For the past week, I’ve been driving around in the new 2014 Scion tC. Now if you’re a regular reader here, you might have read Aaron’s 2014 Scion tC review a few weeks ago. Which beckons the question, why are we reviewing this car again? Because his car was a base model tC with an automatic transmission, and I wanted to see how the car would perform with a proper 6-speed manual and some TRD goodies!
Our tC came to us loaded with pricey options, including the TRD Performance Exhaust ($699), TRD 19″ Alloy Wheels & Tires ($2199), High Profile Rear Lip Spoiler ($444), and BeSpoke Premium Audio System ($1198). Add in a few more miscellaneous options (like floor mats), and the price of the car ballooned from it’s base of $19,210 to a whopping $24,837.
At $20K, the tC seems like a great deal.. But at nearly $25K, the car faces off against stiff competition like the Subaru WRX, Ford Focus ST, Mazdaspeed3, and others. So how did it do?
From a styling perspective, I think the Scion designers pretty much nailed it. The outgoing tC’s styling was too soft and dated, appealing more to high school girls than college guys. With the redesigned body, the car has a sportier look that’s sure to appeal to millennial males. The rear lip spoiler really completes the overall look of the car, but it comes with a price – reduced rearview visibility.
When it comes to performance, the tC got high marks from us all around. The car sports a 2.5L four-cylinder that puts out 179 horsepower to the front wheels, and given how light it is, it’s more than adequate.
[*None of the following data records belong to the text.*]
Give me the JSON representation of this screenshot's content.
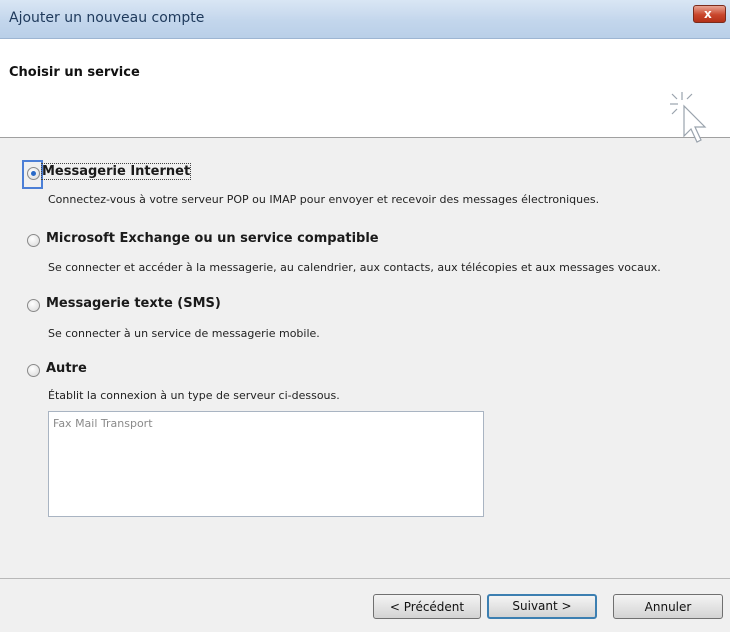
{
  "window": {
    "title": "Ajouter un nouveau compte",
    "close_label": "x"
  },
  "header": {
    "title": "Choisir un service"
  },
  "options": [
    {
      "label": "Messagerie Internet",
      "description": "Connectez-vous à votre serveur POP ou IMAP pour envoyer et recevoir des messages électroniques.",
      "selected": true
    },
    {
      "label": "Microsoft Exchange ou un service compatible",
      "description": "Se connecter et accéder à la messagerie, au calendrier, aux contacts, aux télécopies et aux messages vocaux.",
      "selected": false
    },
    {
      "label": "Messagerie texte (SMS)",
      "description": "Se connecter à un service de messagerie mobile.",
      "selected": false
    },
    {
      "label": "Autre",
      "description": "Établit la connexion à un type de serveur ci-dessous.",
      "selected": false
    }
  ],
  "other_list": {
    "items": [
      "Fax Mail Transport"
    ]
  },
  "buttons": {
    "previous": "< Précédent",
    "next": "Suivant >",
    "cancel": "Annuler"
  },
  "colors": {
    "title_text": "#1e395b",
    "focus_accent": "#4c7fd6",
    "close_button": "#c9462c"
  }
}
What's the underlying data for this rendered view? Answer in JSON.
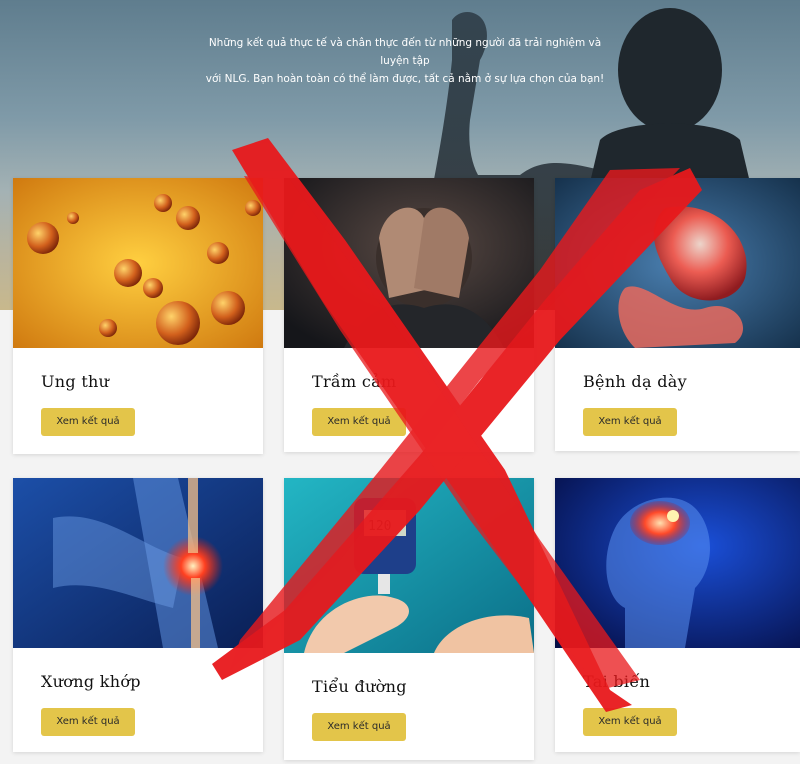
{
  "hero": {
    "line1": "Những kết quả thực tế và chân thực đến từ những người đã trải nghiệm và luyện tập",
    "line2": "với NLG. Bạn hoàn toàn có thể làm được, tất cả nằm ở sự lựa chọn của bạn!"
  },
  "cards": [
    {
      "title": "Ung thư",
      "button": "Xem kết quả",
      "image": "cancer-cells-image"
    },
    {
      "title": "Trầm cảm",
      "button": "Xem kết quả",
      "image": "depressed-man-image"
    },
    {
      "title": "Bệnh dạ dày",
      "button": "Xem kết quả",
      "image": "stomach-anatomy-image"
    },
    {
      "title": "Xương khớp",
      "button": "Xem kết quả",
      "image": "knee-joint-image"
    },
    {
      "title": "Tiểu đường",
      "button": "Xem kết quả",
      "image": "glucose-meter-image"
    },
    {
      "title": "Tai biến",
      "button": "Xem kết quả",
      "image": "brain-stroke-image"
    }
  ],
  "overlay": {
    "mark": "red-x-mark",
    "color": "#e8191c"
  },
  "colors": {
    "button": "#e3c54a",
    "card": "#ffffff"
  }
}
Could it use some more torque? Sure, but then you might have to contend with the torque steer issues that plague the MS3. As it stands, I think they found the perfect balance, offering a fun ride that still delivers respectable mileage (23/31).
As for the tC’s handling, it blew me away! The engineers really dialed the car in perfectly, and no doubt the 19″ wheels and tire package helped in this respect. I took the tC through some of my favorite twisty roads, and it handled them with ease, staying perfectly flat throughout, glued to the road. I can only imagine how much fun the tC would be on a track or autocross course.
If I had one complaint about the tC, it’s that the interior lacks some features found on other cars in this price range. The car has technology that people in this demographic are looking for (a Pioneer 300W stereo with touchscreen, Bluetooth, Navigation, etc), but I was surprised that something as basic as push-button start wasn’t available. And that even with the $1200 premium audio package, satellite radio wasn’t included.
Overall, I think Scion really got it right with the 2014 Scion tC. You can tell that the car was designed with a particular buyer in mind, and in that respect they’re spot on. Would I skip some of the pricey options and go with aftermarket equipment instead? While I would, other buyers might want the peace of mind and warranty that comes with factory options.
Regardless, if I were in my early to mid 20’s and looking for a fun little sports car, I’d definitely put the tC on my short list.